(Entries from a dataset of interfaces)
====
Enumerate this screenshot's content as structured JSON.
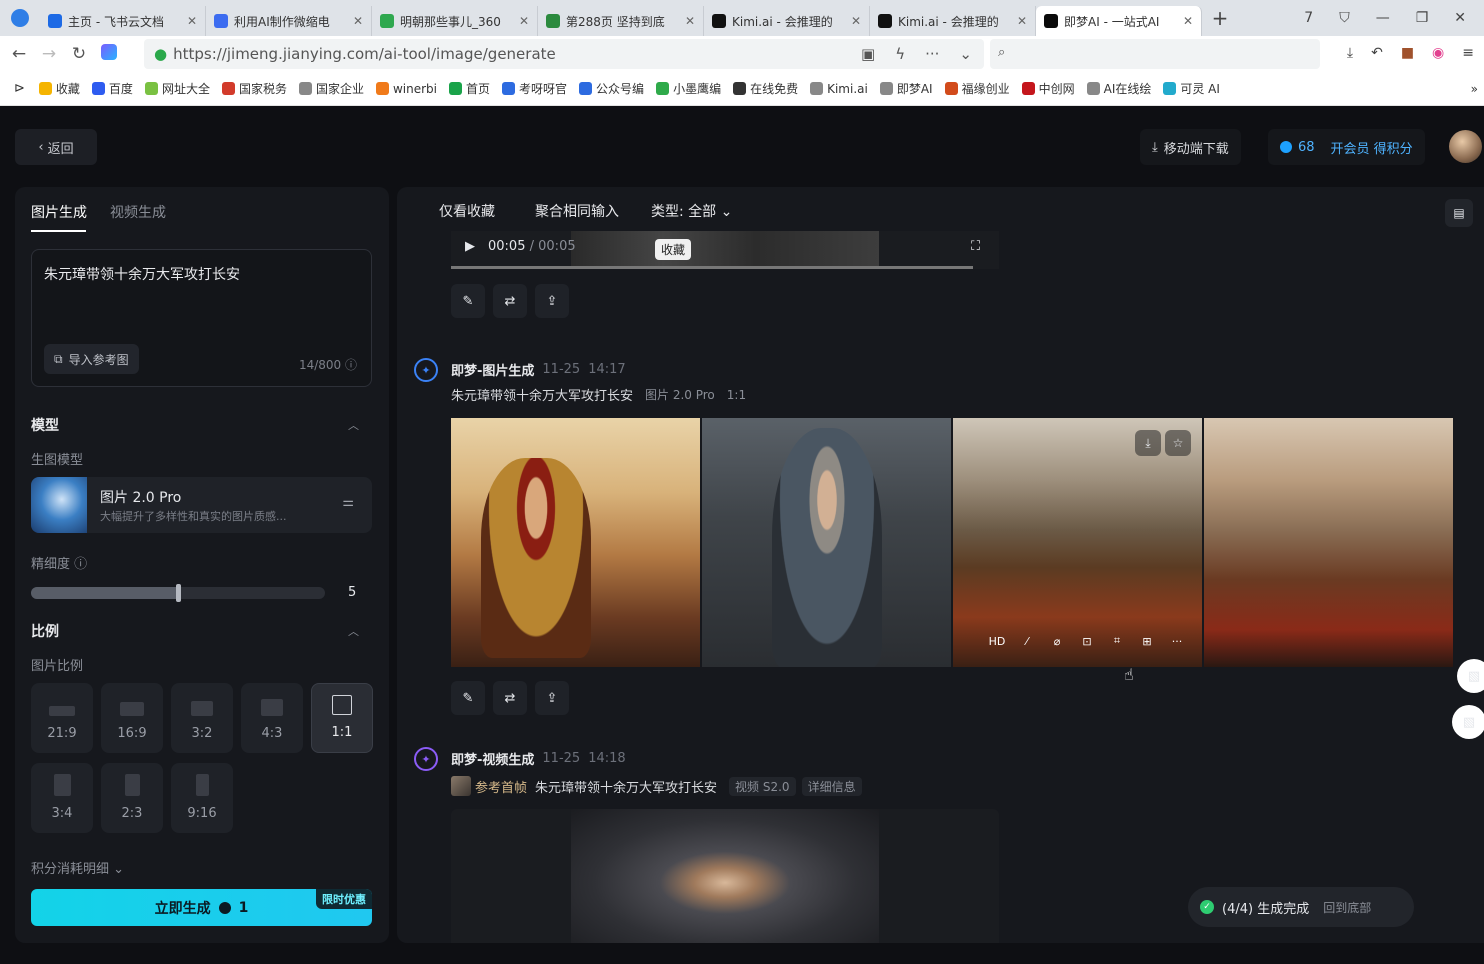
{
  "browser": {
    "tabs": [
      {
        "label": "主页 - 飞书云文档",
        "color": "#1d6ae5"
      },
      {
        "label": "利用AI制作微缩电",
        "color": "#3c6cf0"
      },
      {
        "label": "明朝那些事儿_360",
        "color": "#2fa84f"
      },
      {
        "label": "第288页 坚持到底",
        "color": "#2b8a3e"
      },
      {
        "label": "Kimi.ai - 会推理的",
        "color": "#111111"
      },
      {
        "label": "Kimi.ai - 会推理的",
        "color": "#111111"
      },
      {
        "label": "即梦AI - 一站式AI",
        "color": "#0a0a0a"
      }
    ],
    "url": "https://jimeng.jianying.com/ai-tool/image/generate",
    "bookmarks": [
      {
        "label": "收藏",
        "color": "#f5b400"
      },
      {
        "label": "百度",
        "color": "#2e5cf0"
      },
      {
        "label": "网址大全",
        "color": "#7ac142"
      },
      {
        "label": "国家税务",
        "color": "#d23b2b"
      },
      {
        "label": "国家企业",
        "color": "#888888"
      },
      {
        "label": "winerbi",
        "color": "#f07a1a"
      },
      {
        "label": "首页",
        "color": "#1aa34a"
      },
      {
        "label": "考呀呀官",
        "color": "#2d6be0"
      },
      {
        "label": "公众号编",
        "color": "#2d6be0"
      },
      {
        "label": "小墨鹰编",
        "color": "#2faa4a"
      },
      {
        "label": "在线免费",
        "color": "#333333"
      },
      {
        "label": "Kimi.ai",
        "color": "#888888"
      },
      {
        "label": "即梦AI",
        "color": "#888888"
      },
      {
        "label": "福缘创业",
        "color": "#d24b1b"
      },
      {
        "label": "中创网",
        "color": "#c4161c"
      },
      {
        "label": "AI在线绘",
        "color": "#888888"
      },
      {
        "label": "可灵 AI",
        "color": "#22aacc"
      }
    ]
  },
  "header": {
    "back_label": "返回",
    "mobile_download": "移动端下载",
    "points": "68",
    "vip_label": "开会员 得积分"
  },
  "left": {
    "tabs": [
      "图片生成",
      "视频生成"
    ],
    "prompt_text": "朱元璋带领十余万大军攻打长安",
    "import_ref": "导入参考图",
    "char_count": "14/800",
    "model_section": "模型",
    "model_sub": "生图模型",
    "model_name": "图片 2.0 Pro",
    "model_desc": "大幅提升了多样性和真实的图片质感...",
    "precision_label": "精细度",
    "precision_value": "5",
    "precision_fraction": 0.5,
    "ratio_section": "比例",
    "ratio_sub": "图片比例",
    "ratios": [
      "21:9",
      "16:9",
      "3:2",
      "4:3",
      "1:1",
      "3:4",
      "2:3",
      "9:16"
    ],
    "selected_ratio": "1:1",
    "cost_detail": "积分消耗明细",
    "generate_label": "立即生成",
    "generate_cost": "1",
    "promo_badge": "限时优惠"
  },
  "main": {
    "filters": [
      "仅看收藏",
      "聚合相同输入",
      "类型: 全部"
    ],
    "video1": {
      "time_current": "00:05",
      "time_sep": "/",
      "time_total": "00:05",
      "fav_tooltip": "收藏"
    },
    "image_gen": {
      "title": "即梦-图片生成",
      "date": "11-25",
      "time": "14:17",
      "prompt": "朱元璋带领十余万大军攻打长安",
      "model_tag": "图片 2.0 Pro",
      "ratio_tag": "1:1",
      "hd_label": "HD",
      "more_label": "···"
    },
    "video_gen": {
      "title": "即梦-视频生成",
      "date": "11-25",
      "time": "14:18",
      "ref_label": "参考首帧",
      "prompt": "朱元璋带领十余万大军攻打长安",
      "model_tag": "视频 S2.0",
      "detail_label": "详细信息"
    },
    "toast": {
      "status": "(4/4) 生成完成",
      "back_to_bottom": "回到底部"
    }
  }
}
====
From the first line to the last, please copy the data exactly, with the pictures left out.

● **Solution**
Enumerate this screenshot's content as structured JSON.
{
  "browser": {
    "tabs": [
      {
        "label": "主页 - 飞书云文档",
        "color": "#1d6ae5"
      },
      {
        "label": "利用AI制作微缩电",
        "color": "#3c6cf0"
      },
      {
        "label": "明朝那些事儿_360",
        "color": "#2fa84f"
      },
      {
        "label": "第288页 坚持到底",
        "color": "#2b8a3e"
      },
      {
        "label": "Kimi.ai - 会推理的",
        "color": "#111111"
      },
      {
        "label": "Kimi.ai - 会推理的",
        "color": "#111111"
      },
      {
        "label": "即梦AI - 一站式AI",
        "color": "#0a0a0a"
      }
    ],
    "url": "https://jimeng.jianying.com/ai-tool/image/generate",
    "bookmarks": [
      {
        "label": "收藏",
        "color": "#f5b400"
      },
      {
        "label": "百度",
        "color": "#2e5cf0"
      },
      {
        "label": "网址大全",
        "color": "#7ac142"
      },
      {
        "label": "国家税务",
        "color": "#d23b2b"
      },
      {
        "label": "国家企业",
        "color": "#888888"
      },
      {
        "label": "winerbi",
        "color": "#f07a1a"
      },
      {
        "label": "首页",
        "color": "#1aa34a"
      },
      {
        "label": "考呀呀官",
        "color": "#2d6be0"
      },
      {
        "label": "公众号编",
        "color": "#2d6be0"
      },
      {
        "label": "小墨鹰编",
        "color": "#2faa4a"
      },
      {
        "label": "在线免费",
        "color": "#333333"
      },
      {
        "label": "Kimi.ai",
        "color": "#888888"
      },
      {
        "label": "即梦AI",
        "color": "#888888"
      },
      {
        "label": "福缘创业",
        "color": "#d24b1b"
      },
      {
        "label": "中创网",
        "color": "#c4161c"
      },
      {
        "label": "AI在线绘",
        "color": "#888888"
      },
      {
        "label": "可灵 AI",
        "color": "#22aacc"
      }
    ]
  },
  "header": {
    "back_label": "返回",
    "mobile_download": "移动端下载",
    "points": "68",
    "vip_label": "开会员 得积分"
  },
  "left": {
    "tabs": [
      "图片生成",
      "视频生成"
    ],
    "prompt_text": "朱元璋带领十余万大军攻打长安",
    "import_ref": "导入参考图",
    "char_count": "14/800",
    "model_section": "模型",
    "model_sub": "生图模型",
    "model_name": "图片 2.0 Pro",
    "model_desc": "大幅提升了多样性和真实的图片质感...",
    "precision_label": "精细度",
    "precision_value": "5",
    "precision_fraction": 0.5,
    "ratio_section": "比例",
    "ratio_sub": "图片比例",
    "ratios": [
      "21:9",
      "16:9",
      "3:2",
      "4:3",
      "1:1",
      "3:4",
      "2:3",
      "9:16"
    ],
    "selected_ratio": "1:1",
    "cost_detail": "积分消耗明细",
    "generate_label": "立即生成",
    "generate_cost": "1",
    "promo_badge": "限时优惠"
  },
  "main": {
    "filters": [
      "仅看收藏",
      "聚合相同输入",
      "类型: 全部"
    ],
    "video1": {
      "time_current": "00:05",
      "time_sep": "/",
      "time_total": "00:05",
      "fav_tooltip": "收藏"
    },
    "image_gen": {
      "title": "即梦-图片生成",
      "date": "11-25",
      "time": "14:17",
      "prompt": "朱元璋带领十余万大军攻打长安",
      "model_tag": "图片 2.0 Pro",
      "ratio_tag": "1:1",
      "hd_label": "HD",
      "more_label": "···"
    },
    "video_gen": {
      "title": "即梦-视频生成",
      "date": "11-25",
      "time": "14:18",
      "ref_label": "参考首帧",
      "prompt": "朱元璋带领十余万大军攻打长安",
      "model_tag": "视频 S2.0",
      "detail_label": "详细信息"
    },
    "toast": {
      "status": "(4/4) 生成完成",
      "back_to_bottom": "回到底部"
    }
  }
}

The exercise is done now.